One of the largest Asia-based asset management houses examines recent company data in Japan, a country that continues to battle its way from a multi-decade period of relatively sluggish growth.
Japanese equities have enjoyed – along with broader developed markets – a strong run this year, and one of the factors sometimes cited are government reforms making it easier for investors to hold company bosses to account, and push for improved returns on equity.
Recently-released third-quarter data on aggregate Japanese corporate profits showed a partial pause in long-run rising corporate governance; the overall pre-tax profit margin remained at its record highs, and almost double the level in 1989 when Japan’s property market crashed.
However, total profits have sunk in non-financial businesses, which raise several points of concerned, according to John Vail, chief global strategist, Nikko Asset Management, the Japanese firm. It oversees $182.7 billion of client assets.
Such caveats about a broadly improving picture have not yet dented a general run of equity performance. The MSCI Japan index of equities shows total returns of 22.6 per cent since the start of the year (capital gains plus reinvested dividends, calculated in dollars). For comparison, the MSCI World Index of developed countries’ shares shows a return of 20.3 per cent.
Nikkei AM said the non-financial firms’ performance is “all the more surprising” because the recent Japanese earnings season was “very good, even for non-manufacturers”.
The data that Nikkei AM uses covers unlisted firms, which may carry higher labour costs and shortages of labour inputs, and non-manufacturers are more labour-intensive than manufacturers.

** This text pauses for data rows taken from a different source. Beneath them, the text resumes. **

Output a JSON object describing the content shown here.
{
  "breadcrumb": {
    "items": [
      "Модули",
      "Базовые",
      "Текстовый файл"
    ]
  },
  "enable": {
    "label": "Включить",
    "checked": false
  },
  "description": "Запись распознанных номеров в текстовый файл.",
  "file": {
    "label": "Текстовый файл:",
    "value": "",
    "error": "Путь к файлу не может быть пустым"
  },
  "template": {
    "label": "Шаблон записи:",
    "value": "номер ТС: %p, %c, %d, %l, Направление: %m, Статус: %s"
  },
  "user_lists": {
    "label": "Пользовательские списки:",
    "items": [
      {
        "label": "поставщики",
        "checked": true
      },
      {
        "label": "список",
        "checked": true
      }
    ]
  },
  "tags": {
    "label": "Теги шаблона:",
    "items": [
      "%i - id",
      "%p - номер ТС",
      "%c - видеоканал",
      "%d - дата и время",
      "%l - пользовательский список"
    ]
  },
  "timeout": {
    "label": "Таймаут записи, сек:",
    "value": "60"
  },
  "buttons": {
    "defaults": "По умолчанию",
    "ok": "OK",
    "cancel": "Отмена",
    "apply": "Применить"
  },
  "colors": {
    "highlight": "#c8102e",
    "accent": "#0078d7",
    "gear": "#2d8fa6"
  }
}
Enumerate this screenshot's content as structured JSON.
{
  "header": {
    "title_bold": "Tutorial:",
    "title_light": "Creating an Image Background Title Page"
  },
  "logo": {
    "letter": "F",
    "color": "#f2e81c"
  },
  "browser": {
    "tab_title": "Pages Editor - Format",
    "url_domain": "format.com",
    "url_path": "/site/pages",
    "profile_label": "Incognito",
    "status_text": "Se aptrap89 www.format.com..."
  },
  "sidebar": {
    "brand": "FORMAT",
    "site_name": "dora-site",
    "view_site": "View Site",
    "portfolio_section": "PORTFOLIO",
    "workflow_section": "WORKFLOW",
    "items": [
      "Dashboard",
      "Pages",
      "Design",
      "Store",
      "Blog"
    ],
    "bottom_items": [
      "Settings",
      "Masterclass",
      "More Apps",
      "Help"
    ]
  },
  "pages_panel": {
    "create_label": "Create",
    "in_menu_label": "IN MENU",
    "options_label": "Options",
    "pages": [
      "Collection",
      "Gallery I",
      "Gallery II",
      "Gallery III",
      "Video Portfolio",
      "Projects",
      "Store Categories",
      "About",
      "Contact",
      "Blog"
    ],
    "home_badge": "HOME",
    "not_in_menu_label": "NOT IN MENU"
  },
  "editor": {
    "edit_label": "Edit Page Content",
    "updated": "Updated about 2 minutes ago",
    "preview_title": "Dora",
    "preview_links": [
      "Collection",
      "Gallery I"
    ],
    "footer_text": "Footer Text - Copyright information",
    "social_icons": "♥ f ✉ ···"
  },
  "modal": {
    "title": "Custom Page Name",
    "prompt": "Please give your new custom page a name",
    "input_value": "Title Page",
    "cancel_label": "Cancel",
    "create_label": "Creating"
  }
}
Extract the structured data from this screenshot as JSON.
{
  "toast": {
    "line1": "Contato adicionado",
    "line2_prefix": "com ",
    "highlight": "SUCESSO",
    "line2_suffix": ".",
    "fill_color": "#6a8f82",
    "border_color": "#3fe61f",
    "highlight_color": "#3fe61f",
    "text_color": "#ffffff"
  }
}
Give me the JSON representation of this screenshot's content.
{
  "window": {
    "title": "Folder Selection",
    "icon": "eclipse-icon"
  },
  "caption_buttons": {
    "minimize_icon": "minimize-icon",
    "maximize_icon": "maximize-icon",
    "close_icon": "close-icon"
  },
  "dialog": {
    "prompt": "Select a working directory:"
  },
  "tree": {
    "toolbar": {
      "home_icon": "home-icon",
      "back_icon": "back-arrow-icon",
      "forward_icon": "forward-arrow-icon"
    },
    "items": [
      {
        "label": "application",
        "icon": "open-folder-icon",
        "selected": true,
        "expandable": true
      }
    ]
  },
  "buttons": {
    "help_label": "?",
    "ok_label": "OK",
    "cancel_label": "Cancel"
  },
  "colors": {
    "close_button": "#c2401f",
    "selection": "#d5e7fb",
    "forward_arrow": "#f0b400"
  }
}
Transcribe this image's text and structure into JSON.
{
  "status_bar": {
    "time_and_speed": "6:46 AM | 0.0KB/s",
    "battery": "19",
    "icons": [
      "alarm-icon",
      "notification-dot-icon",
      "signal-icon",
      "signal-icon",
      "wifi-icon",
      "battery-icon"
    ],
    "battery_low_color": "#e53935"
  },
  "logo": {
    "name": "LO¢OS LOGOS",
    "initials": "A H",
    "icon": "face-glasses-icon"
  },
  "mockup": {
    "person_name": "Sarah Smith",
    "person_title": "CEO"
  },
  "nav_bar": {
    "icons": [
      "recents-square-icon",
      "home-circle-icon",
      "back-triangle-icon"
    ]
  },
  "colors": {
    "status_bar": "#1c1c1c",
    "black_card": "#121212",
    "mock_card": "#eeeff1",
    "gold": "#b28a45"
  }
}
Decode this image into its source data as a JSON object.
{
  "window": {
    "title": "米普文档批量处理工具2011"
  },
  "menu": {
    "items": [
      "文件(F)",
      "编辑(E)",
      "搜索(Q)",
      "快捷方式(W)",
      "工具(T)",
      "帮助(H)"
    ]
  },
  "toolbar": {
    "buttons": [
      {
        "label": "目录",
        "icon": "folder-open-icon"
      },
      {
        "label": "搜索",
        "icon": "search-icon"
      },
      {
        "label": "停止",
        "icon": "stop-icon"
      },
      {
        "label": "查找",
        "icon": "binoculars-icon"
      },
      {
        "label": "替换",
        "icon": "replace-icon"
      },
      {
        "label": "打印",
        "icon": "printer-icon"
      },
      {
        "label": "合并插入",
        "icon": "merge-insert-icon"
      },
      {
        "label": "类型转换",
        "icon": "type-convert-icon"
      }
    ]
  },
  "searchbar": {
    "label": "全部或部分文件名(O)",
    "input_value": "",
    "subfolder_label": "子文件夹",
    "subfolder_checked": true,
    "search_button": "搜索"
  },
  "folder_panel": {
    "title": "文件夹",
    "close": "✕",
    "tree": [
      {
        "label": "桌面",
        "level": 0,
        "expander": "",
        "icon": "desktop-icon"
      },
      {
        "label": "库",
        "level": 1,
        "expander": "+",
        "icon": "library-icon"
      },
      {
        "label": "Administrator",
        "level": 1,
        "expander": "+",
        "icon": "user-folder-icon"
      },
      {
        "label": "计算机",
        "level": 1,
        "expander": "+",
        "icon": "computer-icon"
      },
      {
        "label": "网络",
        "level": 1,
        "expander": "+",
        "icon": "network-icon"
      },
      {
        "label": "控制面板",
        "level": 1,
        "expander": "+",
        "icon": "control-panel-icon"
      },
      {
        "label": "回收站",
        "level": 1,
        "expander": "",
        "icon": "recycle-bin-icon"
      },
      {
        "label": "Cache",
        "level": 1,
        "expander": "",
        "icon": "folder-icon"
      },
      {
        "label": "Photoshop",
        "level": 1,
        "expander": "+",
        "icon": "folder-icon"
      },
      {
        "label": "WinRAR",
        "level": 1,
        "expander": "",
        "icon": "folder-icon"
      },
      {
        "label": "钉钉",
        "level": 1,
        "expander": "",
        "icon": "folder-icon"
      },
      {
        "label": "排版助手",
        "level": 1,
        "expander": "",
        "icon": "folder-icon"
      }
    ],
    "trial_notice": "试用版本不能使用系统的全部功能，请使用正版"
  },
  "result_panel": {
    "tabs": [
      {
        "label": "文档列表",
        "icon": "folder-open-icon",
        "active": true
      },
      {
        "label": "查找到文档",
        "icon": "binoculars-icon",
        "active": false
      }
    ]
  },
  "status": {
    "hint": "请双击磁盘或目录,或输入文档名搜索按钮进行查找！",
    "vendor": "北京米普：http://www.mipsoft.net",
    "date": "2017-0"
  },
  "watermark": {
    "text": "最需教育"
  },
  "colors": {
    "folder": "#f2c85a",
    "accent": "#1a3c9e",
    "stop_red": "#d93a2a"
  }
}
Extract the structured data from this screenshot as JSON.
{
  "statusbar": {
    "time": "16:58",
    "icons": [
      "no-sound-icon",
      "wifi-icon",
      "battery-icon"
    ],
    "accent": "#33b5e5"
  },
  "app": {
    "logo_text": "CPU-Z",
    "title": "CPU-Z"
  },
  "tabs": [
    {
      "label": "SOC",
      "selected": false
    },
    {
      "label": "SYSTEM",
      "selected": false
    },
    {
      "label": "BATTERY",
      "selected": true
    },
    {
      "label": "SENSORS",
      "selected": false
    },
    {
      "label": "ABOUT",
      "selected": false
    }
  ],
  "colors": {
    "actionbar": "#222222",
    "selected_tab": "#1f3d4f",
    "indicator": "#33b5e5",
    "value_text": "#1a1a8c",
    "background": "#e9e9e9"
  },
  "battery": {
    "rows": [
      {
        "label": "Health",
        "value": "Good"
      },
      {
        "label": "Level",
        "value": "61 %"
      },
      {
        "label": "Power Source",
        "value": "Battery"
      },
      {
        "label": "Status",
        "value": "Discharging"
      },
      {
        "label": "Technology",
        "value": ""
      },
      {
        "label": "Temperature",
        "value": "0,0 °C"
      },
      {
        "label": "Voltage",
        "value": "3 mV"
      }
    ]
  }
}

Size appears not be an issue, the firm said. Small non-manufacturers did not suffer any more than large ones and for all sizes, on a four quarter average, non-manufacturers’ profits continued to rise from the same period a year earlier.
“We are sceptical that this is the beginning of a downturn in overall profit margins, although it seems likely that non-manufacturers’ will plateau for a while. Given that their profits are 50 per cent larger than manufacturers, it will be also difficult for overall profit margins to rise. Another important point is that given the stability of the Yen and the strong global economy, profit margins do not need to rise from their high level in order for profits to increase,” Nikkei AM continued.